Write out all of the entries exactly, please.

Excerpted records:
%%
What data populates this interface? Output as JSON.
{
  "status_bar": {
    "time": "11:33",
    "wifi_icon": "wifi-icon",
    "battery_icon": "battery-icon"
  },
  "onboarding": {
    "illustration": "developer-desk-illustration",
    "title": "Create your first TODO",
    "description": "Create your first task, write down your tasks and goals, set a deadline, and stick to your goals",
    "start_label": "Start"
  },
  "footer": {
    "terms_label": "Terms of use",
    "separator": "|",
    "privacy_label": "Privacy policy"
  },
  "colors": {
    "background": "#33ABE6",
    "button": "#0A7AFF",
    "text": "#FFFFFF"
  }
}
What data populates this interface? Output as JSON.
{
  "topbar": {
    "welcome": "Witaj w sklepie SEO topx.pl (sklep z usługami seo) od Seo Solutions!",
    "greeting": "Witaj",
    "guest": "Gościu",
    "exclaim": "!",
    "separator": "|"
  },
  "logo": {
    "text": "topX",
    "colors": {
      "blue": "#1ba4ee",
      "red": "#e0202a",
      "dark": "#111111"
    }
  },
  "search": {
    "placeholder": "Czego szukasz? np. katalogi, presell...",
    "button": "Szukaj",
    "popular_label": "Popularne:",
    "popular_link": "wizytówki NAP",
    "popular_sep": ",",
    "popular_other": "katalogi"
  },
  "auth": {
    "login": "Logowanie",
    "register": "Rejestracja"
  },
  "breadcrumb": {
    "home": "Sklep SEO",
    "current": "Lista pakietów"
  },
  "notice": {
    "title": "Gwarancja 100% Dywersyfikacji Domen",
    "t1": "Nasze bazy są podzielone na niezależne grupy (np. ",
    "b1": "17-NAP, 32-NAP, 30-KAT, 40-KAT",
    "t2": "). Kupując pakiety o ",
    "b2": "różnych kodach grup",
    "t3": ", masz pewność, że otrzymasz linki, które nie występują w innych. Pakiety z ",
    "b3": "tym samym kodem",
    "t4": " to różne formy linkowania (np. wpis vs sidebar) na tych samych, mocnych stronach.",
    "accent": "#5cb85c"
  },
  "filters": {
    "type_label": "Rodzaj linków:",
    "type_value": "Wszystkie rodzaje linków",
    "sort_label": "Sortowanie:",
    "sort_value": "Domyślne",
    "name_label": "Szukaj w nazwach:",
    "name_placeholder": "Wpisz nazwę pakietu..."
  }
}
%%
Response:
What data populates this interface? Output as JSON.
{
  "status_bar": {
    "time": "11:33",
    "wifi_icon": "wifi-icon",
    "battery_icon": "battery-icon"
  },
  "onboarding": {
    "illustration": "developer-desk-illustration",
    "title": "Create your first TODO",
    "description": "Create your first task, write down your tasks and goals, set a deadline, and stick to your goals",
    "start_label": "Start"
  },
  "footer": {
    "terms_label": "Terms of use",
    "separator": "|",
    "privacy_label": "Privacy policy"
  },
  "colors": {
    "background": "#33ABE6",
    "button": "#0A7AFF",
    "text": "#FFFFFF"
  }
}
What data populates this interface? Output as JSON.
{
  "topbar": {
    "welcome": "Witaj w sklepie SEO topx.pl (sklep z usługami seo) od Seo Solutions!",
    "greeting": "Witaj",
    "guest": "Gościu",
    "exclaim": "!",
    "separator": "|"
  },
  "logo": {
    "text": "topX",
    "colors": {
      "blue": "#1ba4ee",
      "red": "#e0202a",
      "dark": "#111111"
    }
  },
  "search": {
    "placeholder": "Czego szukasz? np. katalogi, presell...",
    "button": "Szukaj",
    "popular_label": "Popularne:",
    "popular_link": "wizytówki NAP",
    "popular_sep": ",",
    "popular_other": "katalogi"
  },
  "auth": {
    "login": "Logowanie",
    "register": "Rejestracja"
  },
  "breadcrumb": {
    "home": "Sklep SEO",
    "current": "Lista pakietów"
  },
  "notice": {
    "title": "Gwarancja 100% Dywersyfikacji Domen",
    "t1": "Nasze bazy są podzielone na niezależne grupy (np. ",
    "b1": "17-NAP, 32-NAP, 30-KAT, 40-KAT",
    "t2": "). Kupując pakiety o ",
    "b2": "różnych kodach grup",
    "t3": ", masz pewność, że otrzymasz linki, które nie występują w innych. Pakiety z ",
    "b3": "tym samym kodem",
    "t4": " to różne formy linkowania (np. wpis vs sidebar) na tych samych, mocnych stronach.",
    "accent": "#5cb85c"
  },
  "filters": {
    "type_label": "Rodzaj linków:",
    "type_value": "Wszystkie rodzaje linków",
    "sort_label": "Sortowanie:",
    "sort_value": "Domyślne",
    "name_label": "Szukaj w nazwach:",
    "name_placeholder": "Wpisz nazwę pakietu..."
  }
}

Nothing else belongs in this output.